▸ What you will do:
The records follow. Copy each one exactly.

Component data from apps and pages
--- START ---

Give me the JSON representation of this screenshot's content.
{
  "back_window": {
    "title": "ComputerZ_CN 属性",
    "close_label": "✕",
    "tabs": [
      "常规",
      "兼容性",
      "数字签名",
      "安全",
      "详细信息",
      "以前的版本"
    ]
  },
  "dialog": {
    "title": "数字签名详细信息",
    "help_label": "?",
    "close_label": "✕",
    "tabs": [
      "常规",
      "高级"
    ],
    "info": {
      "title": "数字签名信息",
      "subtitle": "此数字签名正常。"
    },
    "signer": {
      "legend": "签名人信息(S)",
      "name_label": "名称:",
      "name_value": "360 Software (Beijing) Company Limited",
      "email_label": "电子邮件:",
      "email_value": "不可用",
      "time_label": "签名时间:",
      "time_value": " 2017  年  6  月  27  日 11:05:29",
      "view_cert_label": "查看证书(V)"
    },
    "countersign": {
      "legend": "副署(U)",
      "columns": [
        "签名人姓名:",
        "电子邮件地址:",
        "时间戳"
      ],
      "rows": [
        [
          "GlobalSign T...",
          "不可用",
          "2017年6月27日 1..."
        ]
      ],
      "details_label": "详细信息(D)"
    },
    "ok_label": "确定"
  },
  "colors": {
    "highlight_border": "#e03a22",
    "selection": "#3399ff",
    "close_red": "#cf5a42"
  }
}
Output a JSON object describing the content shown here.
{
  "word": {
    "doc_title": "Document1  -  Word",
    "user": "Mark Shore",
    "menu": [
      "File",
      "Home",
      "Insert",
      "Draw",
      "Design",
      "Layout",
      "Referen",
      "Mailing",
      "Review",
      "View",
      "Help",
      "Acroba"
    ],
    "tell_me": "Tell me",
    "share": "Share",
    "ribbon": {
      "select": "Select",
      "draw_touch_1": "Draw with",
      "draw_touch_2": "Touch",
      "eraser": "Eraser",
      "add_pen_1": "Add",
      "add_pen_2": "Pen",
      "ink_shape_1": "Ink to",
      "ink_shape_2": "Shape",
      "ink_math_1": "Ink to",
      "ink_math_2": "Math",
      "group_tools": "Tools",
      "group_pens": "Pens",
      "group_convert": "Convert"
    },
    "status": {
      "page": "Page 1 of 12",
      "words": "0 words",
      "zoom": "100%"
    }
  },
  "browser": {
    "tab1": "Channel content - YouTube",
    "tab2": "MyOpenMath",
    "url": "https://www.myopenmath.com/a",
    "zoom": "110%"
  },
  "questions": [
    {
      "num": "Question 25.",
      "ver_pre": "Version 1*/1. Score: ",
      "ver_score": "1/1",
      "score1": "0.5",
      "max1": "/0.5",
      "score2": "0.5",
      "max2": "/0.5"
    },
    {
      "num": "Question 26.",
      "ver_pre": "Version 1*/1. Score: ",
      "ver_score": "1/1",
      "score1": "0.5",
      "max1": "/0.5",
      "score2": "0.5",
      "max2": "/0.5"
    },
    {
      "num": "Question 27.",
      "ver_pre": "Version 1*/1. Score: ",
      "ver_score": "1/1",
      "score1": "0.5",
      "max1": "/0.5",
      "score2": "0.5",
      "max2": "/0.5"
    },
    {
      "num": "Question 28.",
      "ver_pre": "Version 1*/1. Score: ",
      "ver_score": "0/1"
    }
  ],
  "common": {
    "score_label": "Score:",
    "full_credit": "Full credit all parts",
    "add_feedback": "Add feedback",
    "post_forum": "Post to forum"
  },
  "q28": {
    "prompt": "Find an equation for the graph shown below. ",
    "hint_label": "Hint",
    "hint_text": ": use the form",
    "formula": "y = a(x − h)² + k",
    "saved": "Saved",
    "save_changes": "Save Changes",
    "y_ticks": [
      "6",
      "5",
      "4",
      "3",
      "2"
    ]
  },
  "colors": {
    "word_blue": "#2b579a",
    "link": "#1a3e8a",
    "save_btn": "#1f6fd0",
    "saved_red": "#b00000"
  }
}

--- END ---

▸ Reply to the exercise:
Give me the JSON representation of this screenshot's content.
{
  "back_window": {
    "title": "ComputerZ_CN 属性",
    "close_label": "✕",
    "tabs": [
      "常规",
      "兼容性",
      "数字签名",
      "安全",
      "详细信息",
      "以前的版本"
    ]
  },
  "dialog": {
    "title": "数字签名详细信息",
    "help_label": "?",
    "close_label": "✕",
    "tabs": [
      "常规",
      "高级"
    ],
    "info": {
      "title": "数字签名信息",
      "subtitle": "此数字签名正常。"
    },
    "signer": {
      "legend": "签名人信息(S)",
      "name_label": "名称:",
      "name_value": "360 Software (Beijing) Company Limited",
      "email_label": "电子邮件:",
      "email_value": "不可用",
      "time_label": "签名时间:",
      "time_value": " 2017  年  6  月  27  日 11:05:29",
      "view_cert_label": "查看证书(V)"
    },
    "countersign": {
      "legend": "副署(U)",
      "columns": [
        "签名人姓名:",
        "电子邮件地址:",
        "时间戳"
      ],
      "rows": [
        [
          "GlobalSign T...",
          "不可用",
          "2017年6月27日 1..."
        ]
      ],
      "details_label": "详细信息(D)"
    },
    "ok_label": "确定"
  },
  "colors": {
    "highlight_border": "#e03a22",
    "selection": "#3399ff",
    "close_red": "#cf5a42"
  }
}
Output a JSON object describing the content shown here.
{
  "word": {
    "doc_title": "Document1  -  Word",
    "user": "Mark Shore",
    "menu": [
      "File",
      "Home",
      "Insert",
      "Draw",
      "Design",
      "Layout",
      "Referen",
      "Mailing",
      "Review",
      "View",
      "Help",
      "Acroba"
    ],
    "tell_me": "Tell me",
    "share": "Share",
    "ribbon": {
      "select": "Select",
      "draw_touch_1": "Draw with",
      "draw_touch_2": "Touch",
      "eraser": "Eraser",
      "add_pen_1": "Add",
      "add_pen_2": "Pen",
      "ink_shape_1": "Ink to",
      "ink_shape_2": "Shape",
      "ink_math_1": "Ink to",
      "ink_math_2": "Math",
      "group_tools": "Tools",
      "group_pens": "Pens",
      "group_convert": "Convert"
    },
    "status": {
      "page": "Page 1 of 12",
      "words": "0 words",
      "zoom": "100%"
    }
  },
  "browser": {
    "tab1": "Channel content - YouTube",
    "tab2": "MyOpenMath",
    "url": "https://www.myopenmath.com/a",
    "zoom": "110%"
  },
  "questions": [
    {
      "num": "Question 25.",
      "ver_pre": "Version 1*/1. Score: ",
      "ver_score": "1/1",
      "score1": "0.5",
      "max1": "/0.5",
      "score2": "0.5",
      "max2": "/0.5"
    },
    {
      "num": "Question 26.",
      "ver_pre": "Version 1*/1. Score: ",
      "ver_score": "1/1",
      "score1": "0.5",
      "max1": "/0.5",
      "score2": "0.5",
      "max2": "/0.5"
    },
    {
      "num": "Question 27.",
      "ver_pre": "Version 1*/1. Score: ",
      "ver_score": "1/1",
      "score1": "0.5",
      "max1": "/0.5",
      "score2": "0.5",
      "max2": "/0.5"
    },
    {
      "num": "Question 28.",
      "ver_pre": "Version 1*/1. Score: ",
      "ver_score": "0/1"
    }
  ],
  "common": {
    "score_label": "Score:",
    "full_credit": "Full credit all parts",
    "add_feedback": "Add feedback",
    "post_forum": "Post to forum"
  },
  "q28": {
    "prompt": "Find an equation for the graph shown below. ",
    "hint_label": "Hint",
    "hint_text": ": use the form",
    "formula": "y = a(x − h)² + k",
    "saved": "Saved",
    "save_changes": "Save Changes",
    "y_ticks": [
      "6",
      "5",
      "4",
      "3",
      "2"
    ]
  },
  "colors": {
    "word_blue": "#2b579a",
    "link": "#1a3e8a",
    "save_btn": "#1f6fd0",
    "saved_red": "#b00000"
  }
}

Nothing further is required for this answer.